What is needed is an exact copy of the records below, without the pictures.

THE INPUT.
>>>>>
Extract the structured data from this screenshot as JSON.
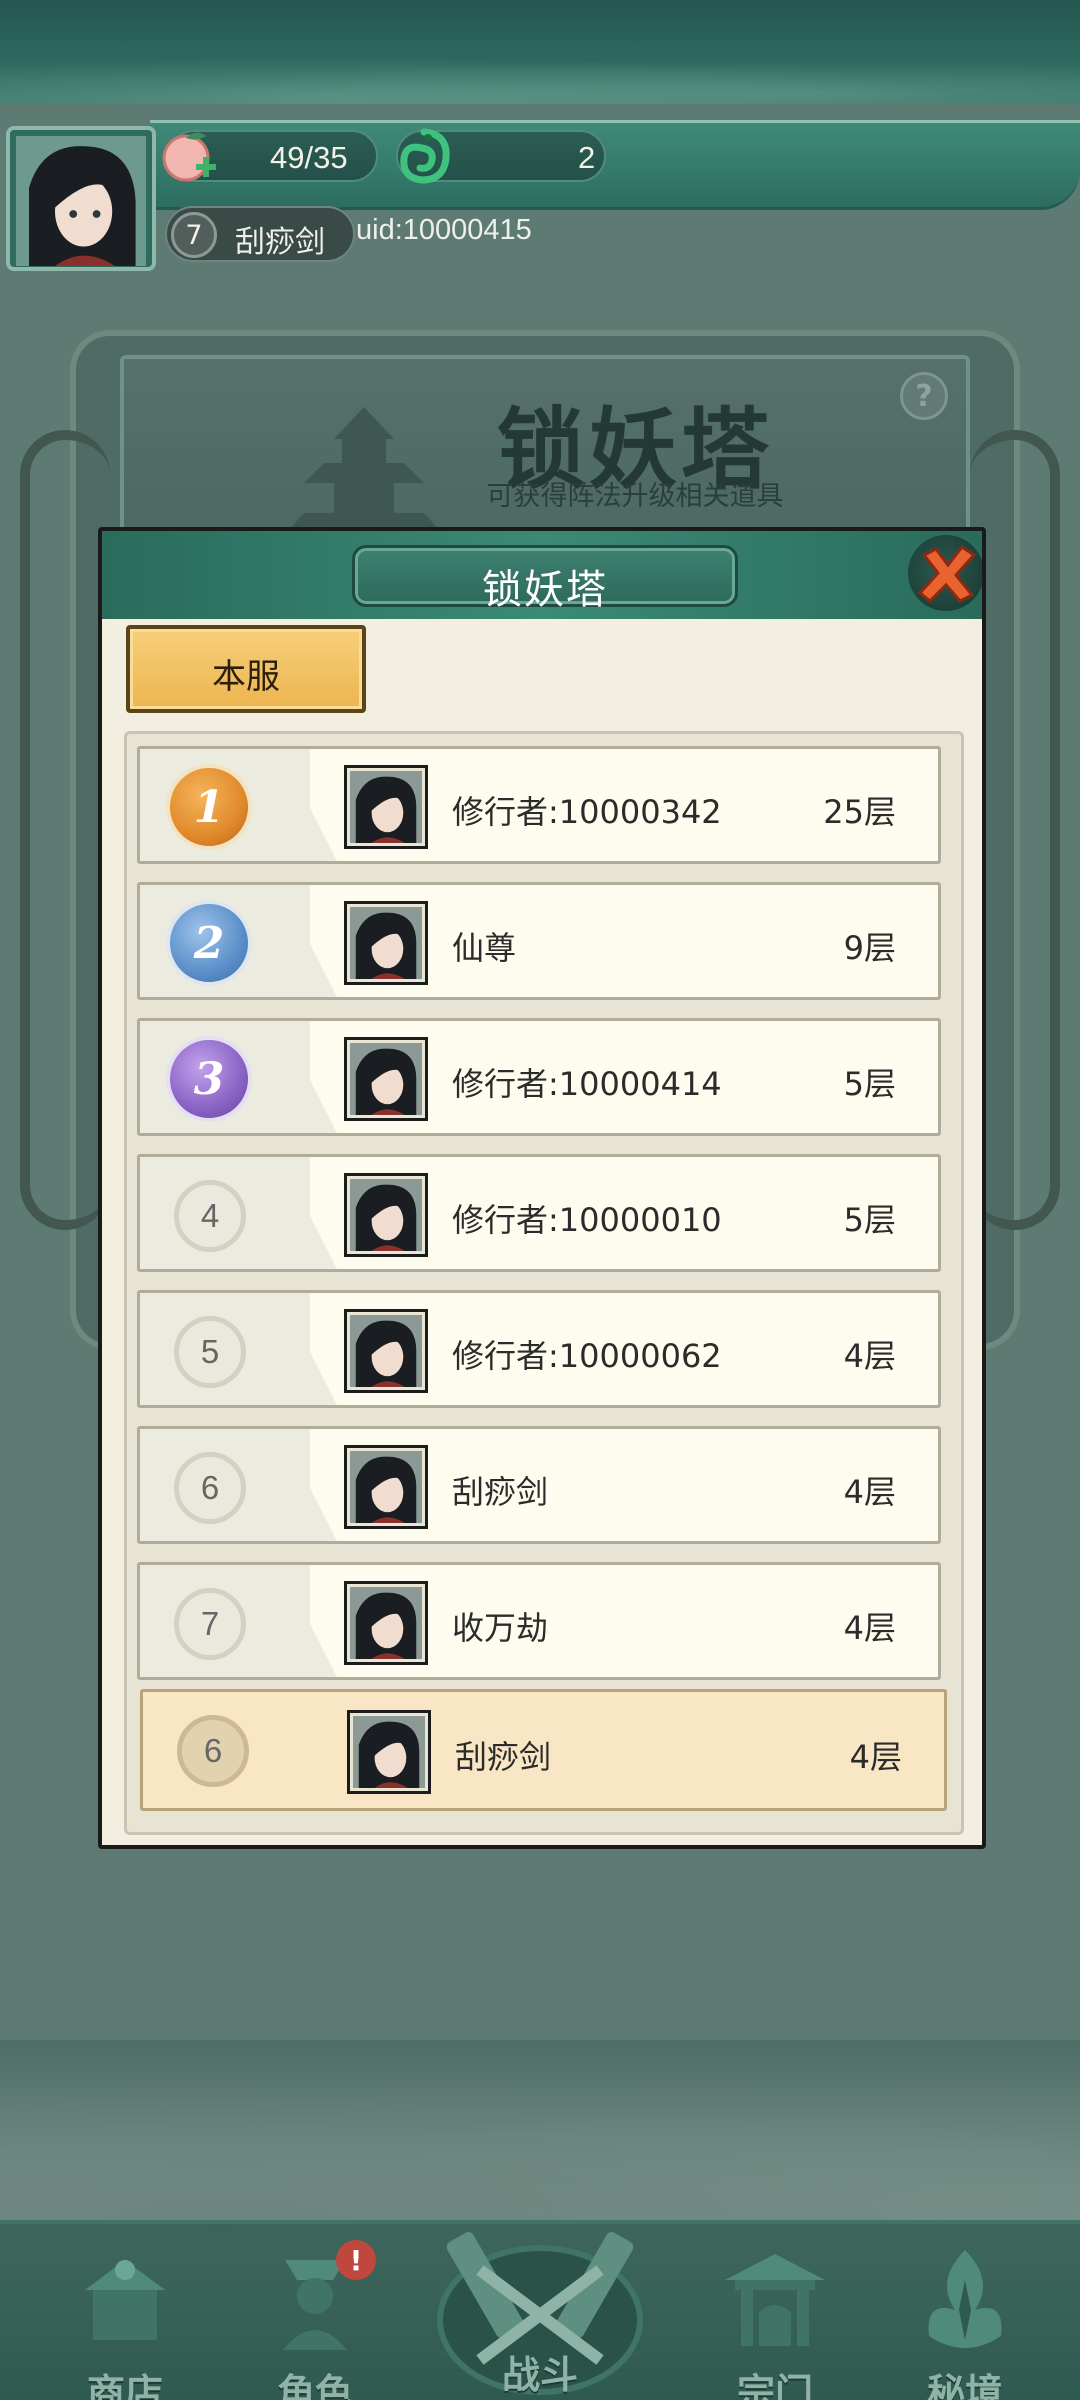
{
  "player": {
    "stamina": "49/35",
    "currency": "2",
    "level": "7",
    "name": "刮痧剑",
    "uid": "uid:10000415"
  },
  "banner": {
    "title": "锁妖塔",
    "subtitle": "可获得阵法升级相关道具"
  },
  "dialog": {
    "title": "锁妖塔",
    "tab_label": "本服"
  },
  "ranking": [
    {
      "rank": "1",
      "name": "修行者:10000342",
      "floor": "25层"
    },
    {
      "rank": "2",
      "name": "仙尊",
      "floor": "9层"
    },
    {
      "rank": "3",
      "name": "修行者:10000414",
      "floor": "5层"
    },
    {
      "rank": "4",
      "name": "修行者:10000010",
      "floor": "5层"
    },
    {
      "rank": "5",
      "name": "修行者:10000062",
      "floor": "4层"
    },
    {
      "rank": "6",
      "name": "刮痧剑",
      "floor": "4层"
    },
    {
      "rank": "7",
      "name": "收万劫",
      "floor": "4层"
    }
  ],
  "my_rank": {
    "rank": "6",
    "name": "刮痧剑",
    "floor": "4层"
  },
  "nav": {
    "shop": "商店",
    "character": "角色",
    "battle": "战斗",
    "sect": "宗门",
    "secret_realm": "秘境",
    "alert": "!"
  },
  "colors": {
    "rank1": "#e08a2c",
    "rank2": "#5b8fc9",
    "rank3": "#8a63c4",
    "accent_green": "#2e6a5c",
    "tab_gold": "#ecb54f"
  }
}
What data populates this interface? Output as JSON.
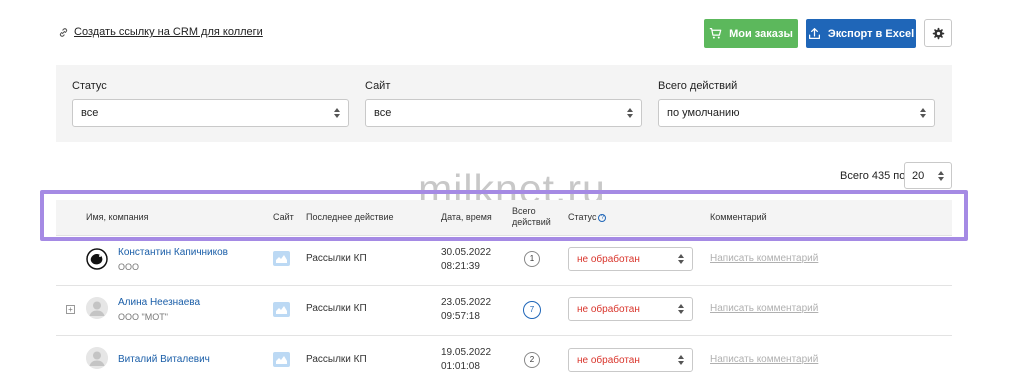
{
  "top": {
    "crm_link_label": "Создать ссылку на CRM для коллеги",
    "my_orders_label": "Мои заказы",
    "export_label": "Экспорт в Excel"
  },
  "filters": [
    {
      "label": "Статус",
      "value": "все"
    },
    {
      "label": "Сайт",
      "value": "все"
    },
    {
      "label": "Всего действий",
      "value": "по умолчанию"
    }
  ],
  "pagination": {
    "total_label": "Всего 435 по",
    "per_page": "20"
  },
  "watermark": "milknet.ru",
  "table": {
    "headers": {
      "name": "Имя, компания",
      "site": "Сайт",
      "last_action": "Последнее действие",
      "datetime": "Дата, время",
      "total_actions": "Всего действий",
      "status": "Статус",
      "comment": "Комментарий"
    },
    "rows": [
      {
        "name": "Константин Капичников",
        "company": "ООО",
        "action": "Рассылки КП",
        "date": "30.05.2022",
        "time": "08:21:39",
        "total": "1",
        "status": "не обработан",
        "comment": "Написать комментарий"
      },
      {
        "name": "Алина Неезнаева",
        "company": "ООО \"МОТ\"",
        "action": "Рассылки КП",
        "date": "23.05.2022",
        "time": "09:57:18",
        "total": "7",
        "status": "не обработан",
        "comment": "Написать комментарий"
      },
      {
        "name": "Виталий Виталевич",
        "company": "",
        "action": "Рассылки КП",
        "date": "19.05.2022",
        "time": "01:01:08",
        "total": "2",
        "status": "не обработан",
        "comment": "Написать комментарий"
      }
    ]
  },
  "colors": {
    "green": "#5cb85c",
    "blue": "#1f66b8",
    "status_red": "#d9342b",
    "highlight": "#a58ae4"
  }
}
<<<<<
ANSWER SPACE.
Extract the structured data from this screenshot as JSON.
{
  "player": {
    "stamina": "49/35",
    "currency": "2",
    "level": "7",
    "name": "刮痧剑",
    "uid": "uid:10000415"
  },
  "banner": {
    "title": "锁妖塔",
    "subtitle": "可获得阵法升级相关道具"
  },
  "dialog": {
    "title": "锁妖塔",
    "tab_label": "本服"
  },
  "ranking": [
    {
      "rank": "1",
      "name": "修行者:10000342",
      "floor": "25层"
    },
    {
      "rank": "2",
      "name": "仙尊",
      "floor": "9层"
    },
    {
      "rank": "3",
      "name": "修行者:10000414",
      "floor": "5层"
    },
    {
      "rank": "4",
      "name": "修行者:10000010",
      "floor": "5层"
    },
    {
      "rank": "5",
      "name": "修行者:10000062",
      "floor": "4层"
    },
    {
      "rank": "6",
      "name": "刮痧剑",
      "floor": "4层"
    },
    {
      "rank": "7",
      "name": "收万劫",
      "floor": "4层"
    }
  ],
  "my_rank": {
    "rank": "6",
    "name": "刮痧剑",
    "floor": "4层"
  },
  "nav": {
    "shop": "商店",
    "character": "角色",
    "battle": "战斗",
    "sect": "宗门",
    "secret_realm": "秘境",
    "alert": "!"
  },
  "colors": {
    "rank1": "#e08a2c",
    "rank2": "#5b8fc9",
    "rank3": "#8a63c4",
    "accent_green": "#2e6a5c",
    "tab_gold": "#ecb54f"
  }
}
What data populates this interface? Output as JSON.
{
  "top": {
    "crm_link_label": "Создать ссылку на CRM для коллеги",
    "my_orders_label": "Мои заказы",
    "export_label": "Экспорт в Excel"
  },
  "filters": [
    {
      "label": "Статус",
      "value": "все"
    },
    {
      "label": "Сайт",
      "value": "все"
    },
    {
      "label": "Всего действий",
      "value": "по умолчанию"
    }
  ],
  "pagination": {
    "total_label": "Всего 435 по",
    "per_page": "20"
  },
  "watermark": "milknet.ru",
  "table": {
    "headers": {
      "name": "Имя, компания",
      "site": "Сайт",
      "last_action": "Последнее действие",
      "datetime": "Дата, время",
      "total_actions": "Всего действий",
      "status": "Статус",
      "comment": "Комментарий"
    },
    "rows": [
      {
        "name": "Константин Капичников",
        "company": "ООО",
        "action": "Рассылки КП",
        "date": "30.05.2022",
        "time": "08:21:39",
        "total": "1",
        "status": "не обработан",
        "comment": "Написать комментарий"
      },
      {
        "name": "Алина Неезнаева",
        "company": "ООО \"МОТ\"",
        "action": "Рассылки КП",
        "date": "23.05.2022",
        "time": "09:57:18",
        "total": "7",
        "status": "не обработан",
        "comment": "Написать комментарий"
      },
      {
        "name": "Виталий Виталевич",
        "company": "",
        "action": "Рассылки КП",
        "date": "19.05.2022",
        "time": "01:01:08",
        "total": "2",
        "status": "не обработан",
        "comment": "Написать комментарий"
      }
    ]
  },
  "colors": {
    "green": "#5cb85c",
    "blue": "#1f66b8",
    "status_red": "#d9342b",
    "highlight": "#a58ae4"
  }
}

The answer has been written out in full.